What to work on
Copy each line of the listing where the word "glyph" can be found.

Recorded data
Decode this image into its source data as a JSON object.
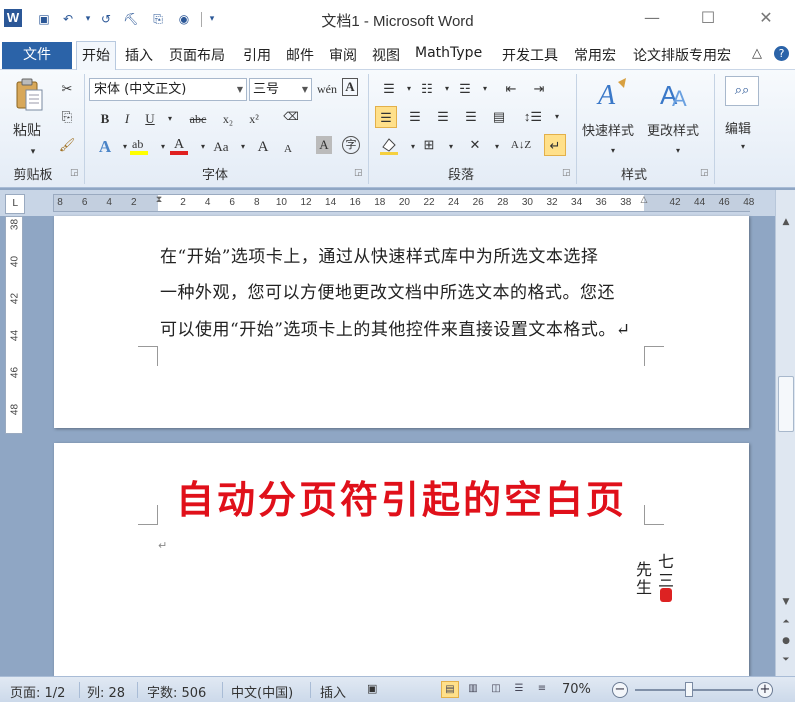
{
  "window": {
    "title": "文档1 - Microsoft Word",
    "logo_letter": "W",
    "min_symbol": "—",
    "max_symbol": "☐",
    "close_symbol": "✕"
  },
  "quick_access": [
    {
      "name": "save-icon",
      "glyph": "▣"
    },
    {
      "name": "undo-icon",
      "glyph": "↶"
    },
    {
      "name": "undo-dropdown-icon",
      "glyph": "▾"
    },
    {
      "name": "redo-icon",
      "glyph": "↺"
    },
    {
      "name": "format-painter-qa-icon",
      "glyph": "⛏"
    },
    {
      "name": "clipboard-qa-icon",
      "glyph": "⎘"
    },
    {
      "name": "info-icon",
      "glyph": "◉"
    },
    {
      "name": "customize-qa-icon",
      "glyph": "▾"
    }
  ],
  "tabs": {
    "file": "文件",
    "items": [
      "开始",
      "插入",
      "页面布局",
      "引用",
      "邮件",
      "审阅",
      "视图",
      "MathType",
      "开发工具",
      "常用宏",
      "论文排版专用宏"
    ],
    "active_index": 0,
    "collapse_symbol": "△",
    "help_symbol": "?"
  },
  "ribbon": {
    "clipboard": {
      "label": "剪贴板",
      "paste_label": "粘贴"
    },
    "font": {
      "label": "字体",
      "font_name": "宋体 (中文正文)",
      "font_size": "三号",
      "bold": "B",
      "italic": "I",
      "underline": "U",
      "strikethrough": "abc",
      "subscript": "x₂",
      "superscript": "x²",
      "change_case": "Aa",
      "grow_font": "A",
      "shrink_font": "A"
    },
    "paragraph": {
      "label": "段落"
    },
    "styles": {
      "label": "样式",
      "quick_styles": "快速样式",
      "change_styles": "更改样式"
    },
    "editing": {
      "label": "编辑",
      "edit_label": "编辑"
    }
  },
  "ruler": {
    "numbers": [
      "8",
      "6",
      "4",
      "2",
      "",
      "2",
      "4",
      "6",
      "8",
      "10",
      "12",
      "14",
      "16",
      "18",
      "20",
      "22",
      "24",
      "26",
      "28",
      "30",
      "32",
      "34",
      "36",
      "38",
      "",
      "42",
      "44",
      "46",
      "48"
    ],
    "vertical_numbers": [
      "38",
      "40",
      "42",
      "44",
      "46",
      "48"
    ],
    "corner": "L"
  },
  "document": {
    "page1_lines": [
      "在“开始”选项卡上，通过从快速样式库中为所选文本选择",
      "一种外观，您可以方便地更改文档中所选文本的格式。您还",
      "可以使用“开始”选项卡上的其他控件来直接设置文本格式。↵"
    ],
    "page2_heading": "自动分页符引起的空白页",
    "paragraph_mark": "↵",
    "stamp_chars": [
      "七",
      "三",
      "先",
      "生"
    ]
  },
  "statusbar": {
    "page": "页面: 1/2",
    "column": "列: 28",
    "word_count": "字数: 506",
    "language": "中文(中国)",
    "insert_mode": "插入",
    "zoom": "70%",
    "zoom_minus": "−",
    "zoom_plus": "+",
    "zoom_level": 0.46
  }
}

Output below
      "glyph": "▣"
      "glyph": "↶"
      "glyph": "▾"
      "glyph": "↺"
      "glyph": "⛏"
      "glyph": "⎘"
      "glyph": "◉"
      "glyph": "▾"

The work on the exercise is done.